The first is to understand the real need of the business, current and future. Optimization of the sub-assembly factory operations represents the worst-case scenario in the industry. Safety critical assemblies require in-depth quality, process and engineering management. With a very high-mix, and often small work-order quantities, changes are continuously required in the factory flow, with each configuration change needing to be qualified against the required standards. There is little compensation for this, as the pricing in automotive is very sensitive indeed. A typical automotive sub-assembly provider needs to be aware of these constraints of doing business and create a production model that is optimized for such, developed in a way that all hidden losses are exposed and therefore addressed as part of the model. The exact same process applies to all types and sectors of electronics and assembly manufacturing in general. Creating the optimum operation however is not as simple as it used to be. Industry 4.0 was created in order to address these new operational paradigms, the software-based automation layer above the increasing number of automated processes which the older Industry 3.0 represents.
The German reports are looking for Industry 4.0 results but are based on Industry 3.0 activities. It is time to create some real Industry 4.0 tools, which is the second thing that needs to be addressed. Industry 4.0 is the optimization of every aspect of the manufacturing process, using live data. Whether this is lines of machines talking to each other, the management of Lean materials, adaptive planning and assignment of products to line configurations, as well as digital-twin based assembly process engineering, the reality is that the solution for each factory taking Industry 4.0 on board is going to be a little different, depending on the business need. It is not practical however to develop individual bespoke Industry 4.0 software that would drive these factory processes, as the cost quickly becomes prohibitive and non-sustainable.
Standardization needs to happen at a level that promotes the use of standard digital platforms that in turn deliver values, based on the use of IIoT (Industrial Internet of Things) technology specifically for manufacturing. This technology is a distinct paradigm shift from legacy data collection. Through the inclusion of data flow between every operational process, a live, digital and detailed holistic view of the shop-floor, with a scope that is inclusive of every manufacturing and dependent event, with a deep and well-defined level of detail, is available at all times. Unacknowledged losses are no longer out of sight and can be included in any activity related to performance improvement, optimization and operational decision-making, all in line with the goals of Industry 4.0. Effects of decisions made, and changes executed can be seen, measured, and continuously refined, but in this case, directly contributing to the overall productivity of the factory.
At the Apex show in 2018, the first demonstration of CFX (Connected Factory Exchange) took place. Though machine communication is nothing new, the fact that data from any type of machine from any vendor could be viewed on demand by visitors on their mobile phones, without any installation or configuration of software, showing key metrics, was an eye opener.

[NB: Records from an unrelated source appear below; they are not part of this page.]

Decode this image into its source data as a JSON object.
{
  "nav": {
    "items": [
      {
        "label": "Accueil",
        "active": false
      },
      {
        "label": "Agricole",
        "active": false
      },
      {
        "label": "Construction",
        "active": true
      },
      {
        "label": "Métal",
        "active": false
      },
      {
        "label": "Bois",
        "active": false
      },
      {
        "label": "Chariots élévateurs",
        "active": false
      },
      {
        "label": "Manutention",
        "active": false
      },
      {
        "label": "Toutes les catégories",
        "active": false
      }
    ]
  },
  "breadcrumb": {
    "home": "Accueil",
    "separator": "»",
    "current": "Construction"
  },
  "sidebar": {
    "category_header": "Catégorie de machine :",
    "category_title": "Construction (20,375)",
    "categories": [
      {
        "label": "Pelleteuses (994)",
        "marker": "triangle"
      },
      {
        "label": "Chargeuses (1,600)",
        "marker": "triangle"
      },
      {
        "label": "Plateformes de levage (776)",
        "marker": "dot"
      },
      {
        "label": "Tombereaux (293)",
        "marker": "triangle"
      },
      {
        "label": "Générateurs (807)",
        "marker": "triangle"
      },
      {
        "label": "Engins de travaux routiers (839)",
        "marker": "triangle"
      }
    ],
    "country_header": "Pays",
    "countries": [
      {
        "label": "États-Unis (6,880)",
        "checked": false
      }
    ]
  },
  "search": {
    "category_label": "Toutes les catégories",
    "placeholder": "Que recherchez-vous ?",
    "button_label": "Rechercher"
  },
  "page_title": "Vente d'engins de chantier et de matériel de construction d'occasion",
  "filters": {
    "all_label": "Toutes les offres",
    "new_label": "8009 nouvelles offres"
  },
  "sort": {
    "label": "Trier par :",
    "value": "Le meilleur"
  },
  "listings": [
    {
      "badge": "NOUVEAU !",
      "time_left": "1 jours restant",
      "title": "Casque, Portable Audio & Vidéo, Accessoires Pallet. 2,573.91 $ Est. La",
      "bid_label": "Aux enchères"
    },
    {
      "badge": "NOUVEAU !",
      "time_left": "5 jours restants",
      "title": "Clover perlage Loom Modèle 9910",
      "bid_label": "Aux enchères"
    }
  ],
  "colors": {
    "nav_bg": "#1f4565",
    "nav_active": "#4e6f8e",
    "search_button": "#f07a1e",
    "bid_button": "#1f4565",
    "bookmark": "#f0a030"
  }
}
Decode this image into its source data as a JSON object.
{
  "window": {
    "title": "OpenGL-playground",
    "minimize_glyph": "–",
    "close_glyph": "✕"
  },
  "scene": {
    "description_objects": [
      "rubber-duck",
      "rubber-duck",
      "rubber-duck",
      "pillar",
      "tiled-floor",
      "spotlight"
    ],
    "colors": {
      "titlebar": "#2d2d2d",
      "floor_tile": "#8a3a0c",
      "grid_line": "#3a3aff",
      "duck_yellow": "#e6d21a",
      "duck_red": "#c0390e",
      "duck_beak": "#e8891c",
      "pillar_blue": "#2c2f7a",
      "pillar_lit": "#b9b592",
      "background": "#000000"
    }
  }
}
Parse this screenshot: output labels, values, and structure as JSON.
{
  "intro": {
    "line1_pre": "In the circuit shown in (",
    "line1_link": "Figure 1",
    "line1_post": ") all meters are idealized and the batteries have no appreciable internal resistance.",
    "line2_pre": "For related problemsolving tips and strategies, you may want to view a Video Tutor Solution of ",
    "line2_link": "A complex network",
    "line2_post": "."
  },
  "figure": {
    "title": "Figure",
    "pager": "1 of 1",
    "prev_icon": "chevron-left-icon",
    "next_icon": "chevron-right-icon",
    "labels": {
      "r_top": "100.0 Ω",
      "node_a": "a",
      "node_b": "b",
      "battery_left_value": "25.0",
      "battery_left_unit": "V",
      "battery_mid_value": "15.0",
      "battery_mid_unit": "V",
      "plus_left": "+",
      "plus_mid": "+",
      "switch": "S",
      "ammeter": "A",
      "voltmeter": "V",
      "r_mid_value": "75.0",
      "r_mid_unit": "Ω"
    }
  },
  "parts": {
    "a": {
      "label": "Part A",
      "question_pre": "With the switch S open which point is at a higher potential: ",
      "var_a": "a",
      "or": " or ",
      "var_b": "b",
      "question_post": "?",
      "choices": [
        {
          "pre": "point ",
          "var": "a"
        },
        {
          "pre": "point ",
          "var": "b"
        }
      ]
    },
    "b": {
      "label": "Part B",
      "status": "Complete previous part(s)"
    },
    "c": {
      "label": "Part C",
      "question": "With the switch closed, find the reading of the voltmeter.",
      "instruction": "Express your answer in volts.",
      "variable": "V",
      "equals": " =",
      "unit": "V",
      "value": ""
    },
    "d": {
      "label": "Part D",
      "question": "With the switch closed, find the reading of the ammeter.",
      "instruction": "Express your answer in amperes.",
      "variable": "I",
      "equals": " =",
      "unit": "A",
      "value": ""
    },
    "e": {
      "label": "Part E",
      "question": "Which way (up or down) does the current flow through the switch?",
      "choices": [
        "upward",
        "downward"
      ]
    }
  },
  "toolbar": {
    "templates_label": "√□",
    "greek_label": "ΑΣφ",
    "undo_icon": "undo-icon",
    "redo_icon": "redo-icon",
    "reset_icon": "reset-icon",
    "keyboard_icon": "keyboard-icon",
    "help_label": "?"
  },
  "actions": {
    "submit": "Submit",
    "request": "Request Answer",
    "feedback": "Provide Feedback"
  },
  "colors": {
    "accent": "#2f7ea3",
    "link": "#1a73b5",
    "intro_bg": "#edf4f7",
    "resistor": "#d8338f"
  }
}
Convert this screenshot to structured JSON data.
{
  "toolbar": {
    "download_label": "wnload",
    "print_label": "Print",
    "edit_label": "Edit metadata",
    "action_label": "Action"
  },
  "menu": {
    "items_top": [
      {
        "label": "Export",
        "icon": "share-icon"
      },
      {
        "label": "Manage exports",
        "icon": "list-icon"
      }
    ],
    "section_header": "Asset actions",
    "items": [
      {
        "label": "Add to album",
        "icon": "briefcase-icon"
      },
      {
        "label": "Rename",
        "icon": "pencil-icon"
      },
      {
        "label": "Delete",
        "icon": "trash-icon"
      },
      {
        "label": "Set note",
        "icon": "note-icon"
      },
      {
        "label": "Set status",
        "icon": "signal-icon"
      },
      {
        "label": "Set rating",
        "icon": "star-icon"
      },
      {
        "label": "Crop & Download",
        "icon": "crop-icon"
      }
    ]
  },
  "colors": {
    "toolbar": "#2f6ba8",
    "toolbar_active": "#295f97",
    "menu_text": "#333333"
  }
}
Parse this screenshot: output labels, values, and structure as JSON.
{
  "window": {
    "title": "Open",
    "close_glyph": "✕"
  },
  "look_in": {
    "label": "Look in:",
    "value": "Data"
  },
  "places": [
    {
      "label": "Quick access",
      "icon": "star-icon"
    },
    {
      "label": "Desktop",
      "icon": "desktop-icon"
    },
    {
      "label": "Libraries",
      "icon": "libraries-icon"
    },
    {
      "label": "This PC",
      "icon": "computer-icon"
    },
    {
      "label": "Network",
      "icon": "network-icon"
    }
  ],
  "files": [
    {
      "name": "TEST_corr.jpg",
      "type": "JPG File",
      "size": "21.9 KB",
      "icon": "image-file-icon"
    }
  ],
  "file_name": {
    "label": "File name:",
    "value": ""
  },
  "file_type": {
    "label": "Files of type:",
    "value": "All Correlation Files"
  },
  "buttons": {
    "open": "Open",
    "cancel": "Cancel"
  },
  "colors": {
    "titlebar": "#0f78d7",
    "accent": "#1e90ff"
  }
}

The barriers of having different communication methods, as well as different levels of data content from machines, had been eliminated.
At Apex 2019, just one year later, the published CFX standard was put into action, in terms of the supported scope and depth of communication, gathering data for use in dashboards as well as for AI decision-making and factory optimization. Whatever the software tools of choice are for manufacturing, the ability to have visibility of the status and performance of every event that takes place on the factory floor, provides the opportunity to see and understand where time and opportunity is being lost. Software tools at the factory level can then utilize this information to optimize the entire factory in real-time. Machine vendors can also get more data about the environment in which their machines are working, seeing materials and planning information, with which to further automatically optimize their operations
CFX is the definition of how data is exchanged as well as the exact language and meaning of that data. The adoption of CFX is now being made into software tools, provided by machine vendors on the machine or line level, as well as by solution providers across the factory. The paradigm of MES changes as a result. Legacy MES systems that simply gather data, save it into a series of databases, and then provide reports, will not be able to process IIoT data in real-time and will be limited when it comes to live optimization and decision-making support. A new breed of digital MES systems, specifically designed for the IIoT / CFX environment deliver the most value, offering a single standard digital platform. Bespoke extensions to the platform can be easily added by local IT developers, simply by creating the required interface.
Technology shown by the many participating vendors at this year’s Apex show, represents the key turning point, to reverse the productivity paradox, enabling new automation management techniques and digital best practices to be established that address the long-standing hidden, ignored, or unavoidable causes of lost productivity. Full visibility and control of even the most complex of factory operations is restored, providing the intelligence with which to identify and eliminate causes of losses, which then provides opportunity for increased flexibility, whilst also increasing productivity, quality, on-time delivery and a reduction of material related costs.Previous page